It was the experience of a lifetime, shared not just with her teammates, but with the whole world. After the Games, the US team spent a few weeks barnstorming across the country, drawing crowds, making television appearances, and spreading good will.

“It was a really big deal and I don’t think anyone realized how big of a deal until we got back to the states and we kind of felt that support from everyone,’’ Barnes said.

“One of our team’s missions is to help grow the game. And we’re super big on making it better for the next generation than it was for us. I think the game really opened up eyes, not just to women’s hockey but to women’s sports in general.’’

Now that she’s back in Chestnut Hill, Barnes has turned her focus to achieving what no BC squad has yet managed: a national championship. They have been close, reaching six Frozen Fours. Last year, the Eagles (30-5-3, 19-2-3 Hockey East) were bumped in the NCAA quarterfinals by Ohio State.


With fellow Olympian defensemen Megan Keller and Kali Flanagan also returning to the Eagles, along with Darryl Watts, last year’s Kazmaier Award winner (the nation’s top collegiate player), and junior scoring star Caitrin Lonergan, it might look as if the five-time defending Hockey East champions are unbeatable. But one thing Barnes learned playing with the Olympic team, which didn’t secure its gold medal until plowing through a nail-biting overtime and then claiming victory in a shootout, is that a championship effort requires every last drop from every last player.

“You’ve just got to give it everything you’ve got,’’ Barnes said. “At the end of the day you’re never going to regret giving everything you have. If you could have done this, could have done that — that’s what you’re going to regret at the end of the day. At the Olympics I would say everyone would say they didn’t have anything left at the end of the game; no matter what your role was, you did that to the best of your ability all the way through. That’s what helps you win championships and gold medals.”

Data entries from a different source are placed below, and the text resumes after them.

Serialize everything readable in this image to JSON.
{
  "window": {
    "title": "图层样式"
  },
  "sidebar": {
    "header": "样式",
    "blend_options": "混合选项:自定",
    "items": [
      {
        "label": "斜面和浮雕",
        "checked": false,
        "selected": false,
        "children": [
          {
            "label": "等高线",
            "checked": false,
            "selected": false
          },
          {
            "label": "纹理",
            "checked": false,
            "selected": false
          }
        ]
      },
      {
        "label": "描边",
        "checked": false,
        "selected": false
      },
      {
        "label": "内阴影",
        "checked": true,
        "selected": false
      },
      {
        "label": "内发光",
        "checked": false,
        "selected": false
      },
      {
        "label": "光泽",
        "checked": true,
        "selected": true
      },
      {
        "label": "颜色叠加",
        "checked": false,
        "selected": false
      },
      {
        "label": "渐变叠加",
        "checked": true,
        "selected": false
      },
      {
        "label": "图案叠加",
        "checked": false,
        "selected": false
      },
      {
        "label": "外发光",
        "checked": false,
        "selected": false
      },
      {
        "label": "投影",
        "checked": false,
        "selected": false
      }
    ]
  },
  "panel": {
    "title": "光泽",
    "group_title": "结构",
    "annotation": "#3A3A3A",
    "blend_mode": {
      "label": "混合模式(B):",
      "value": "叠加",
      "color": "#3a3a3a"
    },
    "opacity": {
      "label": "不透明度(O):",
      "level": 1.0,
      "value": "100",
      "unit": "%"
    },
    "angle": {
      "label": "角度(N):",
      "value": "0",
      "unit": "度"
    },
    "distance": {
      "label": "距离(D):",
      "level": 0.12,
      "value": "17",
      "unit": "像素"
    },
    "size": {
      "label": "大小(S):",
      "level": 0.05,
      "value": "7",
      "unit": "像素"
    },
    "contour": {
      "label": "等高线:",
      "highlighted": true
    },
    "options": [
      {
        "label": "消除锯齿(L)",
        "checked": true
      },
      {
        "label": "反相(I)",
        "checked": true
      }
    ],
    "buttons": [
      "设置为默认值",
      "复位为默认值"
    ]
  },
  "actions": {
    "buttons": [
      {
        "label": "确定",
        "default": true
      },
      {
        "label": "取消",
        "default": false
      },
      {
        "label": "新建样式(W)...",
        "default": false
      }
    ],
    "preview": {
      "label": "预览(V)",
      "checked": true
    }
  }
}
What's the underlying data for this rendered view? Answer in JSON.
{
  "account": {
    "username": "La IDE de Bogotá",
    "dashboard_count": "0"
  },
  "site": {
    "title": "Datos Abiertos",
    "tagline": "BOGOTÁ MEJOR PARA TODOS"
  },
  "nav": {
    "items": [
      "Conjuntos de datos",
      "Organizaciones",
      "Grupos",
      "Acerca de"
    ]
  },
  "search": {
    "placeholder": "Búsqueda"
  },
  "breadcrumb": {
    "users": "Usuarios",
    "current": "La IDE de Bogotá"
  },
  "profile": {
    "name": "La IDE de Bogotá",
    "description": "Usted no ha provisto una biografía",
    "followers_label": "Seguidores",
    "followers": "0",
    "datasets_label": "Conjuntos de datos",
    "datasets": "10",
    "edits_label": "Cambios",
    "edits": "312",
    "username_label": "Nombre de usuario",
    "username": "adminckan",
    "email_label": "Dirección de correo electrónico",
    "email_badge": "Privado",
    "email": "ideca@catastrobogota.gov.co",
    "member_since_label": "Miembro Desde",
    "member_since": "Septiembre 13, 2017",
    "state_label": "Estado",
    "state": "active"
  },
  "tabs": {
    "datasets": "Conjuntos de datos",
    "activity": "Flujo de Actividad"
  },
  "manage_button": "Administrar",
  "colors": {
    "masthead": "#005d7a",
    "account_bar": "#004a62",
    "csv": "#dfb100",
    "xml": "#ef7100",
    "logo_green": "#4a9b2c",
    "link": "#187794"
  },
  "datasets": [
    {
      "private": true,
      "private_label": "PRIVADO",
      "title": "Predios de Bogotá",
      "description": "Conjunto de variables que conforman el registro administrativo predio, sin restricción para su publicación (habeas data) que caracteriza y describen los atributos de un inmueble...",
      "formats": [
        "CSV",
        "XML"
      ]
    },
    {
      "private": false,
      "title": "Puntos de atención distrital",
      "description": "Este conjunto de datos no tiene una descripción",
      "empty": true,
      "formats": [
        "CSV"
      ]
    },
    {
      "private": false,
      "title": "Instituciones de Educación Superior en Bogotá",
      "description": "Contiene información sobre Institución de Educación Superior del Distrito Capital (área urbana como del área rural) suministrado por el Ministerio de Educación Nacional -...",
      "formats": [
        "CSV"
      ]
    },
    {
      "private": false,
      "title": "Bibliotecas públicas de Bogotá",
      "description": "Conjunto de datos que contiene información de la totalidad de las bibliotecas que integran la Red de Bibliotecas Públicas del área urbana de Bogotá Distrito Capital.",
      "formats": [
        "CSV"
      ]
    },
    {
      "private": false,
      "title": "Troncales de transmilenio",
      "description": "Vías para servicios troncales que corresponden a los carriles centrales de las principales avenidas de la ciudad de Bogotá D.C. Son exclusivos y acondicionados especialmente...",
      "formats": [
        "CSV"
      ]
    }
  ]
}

The Eagles had an early-season national ranking at No. 4, but their strong lineup faced a stern test in the opening weekend of the season with a pair of losses at Minnesota-Duluth, backstopped by Olympic star Maddie Rooney, and they fell to No. 6.

“As a team we want to win a national championship, we want to win the Beanpot, we want to win the big things that matter,’’ Barnes said. “We believe that this could be our year. We want to get the star on the back of our jersey and bring a national championship here. We think we have the personnel to do it, it’s just that if you don’t want it more than others, other teams have returning Olympians, too.‘’

As the season unfolds, Barnes knows this time she’s not going anywhere but Conte Forum. Her parents have moved to Keene, N.H., to be close enough to watch her play. She’s all in.

“I just like to be present where I am,’’ she said. “For me, this is my team now, this is where I am, this is where I need to be. So I’m going to root myself in that. Winning a national championship is one of the coolest things you can do as a women’s hockey player. Not many get to say they won the national championship. It’s not hard to shift my focus and say I want do that.’’

A look at other Boston teams

Northeastern: Went 19-17-3, 11-11-2 Hockey East last season, won its first HE championship, and lost to Colgate in the NCAA quarterfinals. The Huskies, currently ranked ninth, have added Swiss two-time Olympian Alina Mueller to the front line and veteran goaltender Brittany Bugalski returns for her senior season, challenged by sophomore Aerin Frankel.

Boston University: Went 14-17-6, 8-11-5 Hockey East last season, falling to Maine in the first round of the conference tournament. The Terriers lost their scoring stars (Victoria Bach and Rebecca Leslie) to graduation and will try to fill in holes on offense with sophomore Jesse Compher (9-17—26) and junior Sammy Davis, who returns after missing a year because of injury.

Harvard: Went 13-16-2, 10-10-2 ECAC last season, added seven freshmen — including forwards Anne Bloomer and Dominique Petrie from the US gold-medal U-18 squad — as it tries to climb back up the ladder. Sophomore Becca Gilmore (16-19—35) is the leading returning scorer, and sophomore defender Emma Buckles was invited to the Canadian National Team’s Fall Festival.

Barbara Matson can be reached at